Please copy every record exactly as it is written.
BEGIN
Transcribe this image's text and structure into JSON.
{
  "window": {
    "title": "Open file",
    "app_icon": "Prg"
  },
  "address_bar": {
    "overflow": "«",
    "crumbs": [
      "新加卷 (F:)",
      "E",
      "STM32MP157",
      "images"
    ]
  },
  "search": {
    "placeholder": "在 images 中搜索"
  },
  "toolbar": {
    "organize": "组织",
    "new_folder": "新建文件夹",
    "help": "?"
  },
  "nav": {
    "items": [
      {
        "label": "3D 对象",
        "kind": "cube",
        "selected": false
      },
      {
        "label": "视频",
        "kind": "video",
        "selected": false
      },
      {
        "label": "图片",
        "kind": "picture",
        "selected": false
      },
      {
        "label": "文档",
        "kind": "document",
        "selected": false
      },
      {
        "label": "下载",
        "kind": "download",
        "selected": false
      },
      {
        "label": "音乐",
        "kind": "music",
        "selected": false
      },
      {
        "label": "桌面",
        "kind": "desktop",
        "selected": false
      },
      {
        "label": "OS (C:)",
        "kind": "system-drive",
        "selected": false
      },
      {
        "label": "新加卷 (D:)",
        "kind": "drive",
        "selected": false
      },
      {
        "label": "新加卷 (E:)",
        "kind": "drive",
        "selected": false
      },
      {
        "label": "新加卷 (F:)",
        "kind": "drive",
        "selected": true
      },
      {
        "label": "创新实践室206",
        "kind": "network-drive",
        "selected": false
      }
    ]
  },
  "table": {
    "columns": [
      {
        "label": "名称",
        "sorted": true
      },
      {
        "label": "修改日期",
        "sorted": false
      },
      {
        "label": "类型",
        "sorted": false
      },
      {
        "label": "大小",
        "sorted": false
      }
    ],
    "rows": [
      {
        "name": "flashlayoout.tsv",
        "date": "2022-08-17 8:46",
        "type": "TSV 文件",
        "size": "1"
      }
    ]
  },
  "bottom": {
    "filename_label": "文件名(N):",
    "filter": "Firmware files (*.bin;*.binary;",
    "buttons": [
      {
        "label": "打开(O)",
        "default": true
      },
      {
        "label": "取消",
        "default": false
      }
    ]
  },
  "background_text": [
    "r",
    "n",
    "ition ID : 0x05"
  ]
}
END
Output of the task:
Transcribe this image's text and structure into JSON.
{
  "window": {
    "title": "Open file",
    "app_icon": "Prg"
  },
  "address_bar": {
    "overflow": "«",
    "crumbs": [
      "新加卷 (F:)",
      "E",
      "STM32MP157",
      "images"
    ]
  },
  "search": {
    "placeholder": "在 images 中搜索"
  },
  "toolbar": {
    "organize": "组织",
    "new_folder": "新建文件夹",
    "help": "?"
  },
  "nav": {
    "items": [
      {
        "label": "3D 对象",
        "kind": "cube",
        "selected": false
      },
      {
        "label": "视频",
        "kind": "video",
        "selected": false
      },
      {
        "label": "图片",
        "kind": "picture",
        "selected": false
      },
      {
        "label": "文档",
        "kind": "document",
        "selected": false
      },
      {
        "label": "下载",
        "kind": "download",
        "selected": false
      },
      {
        "label": "音乐",
        "kind": "music",
        "selected": false
      },
      {
        "label": "桌面",
        "kind": "desktop",
        "selected": false
      },
      {
        "label": "OS (C:)",
        "kind": "system-drive",
        "selected": false
      },
      {
        "label": "新加卷 (D:)",
        "kind": "drive",
        "selected": false
      },
      {
        "label": "新加卷 (E:)",
        "kind": "drive",
        "selected": false
      },
      {
        "label": "新加卷 (F:)",
        "kind": "drive",
        "selected": true
      },
      {
        "label": "创新实践室206",
        "kind": "network-drive",
        "selected": false
      }
    ]
  },
  "table": {
    "columns": [
      {
        "label": "名称",
        "sorted": true
      },
      {
        "label": "修改日期",
        "sorted": false
      },
      {
        "label": "类型",
        "sorted": false
      },
      {
        "label": "大小",
        "sorted": false
      }
    ],
    "rows": [
      {
        "name": "flashlayoout.tsv",
        "date": "2022-08-17 8:46",
        "type": "TSV 文件",
        "size": "1"
      }
    ]
  },
  "bottom": {
    "filename_label": "文件名(N):",
    "filter": "Firmware files (*.bin;*.binary;",
    "buttons": [
      {
        "label": "打开(O)",
        "default": true
      },
      {
        "label": "取消",
        "default": false
      }
    ]
  },
  "background_text": [
    "r",
    "n",
    "ition ID : 0x05"
  ]
}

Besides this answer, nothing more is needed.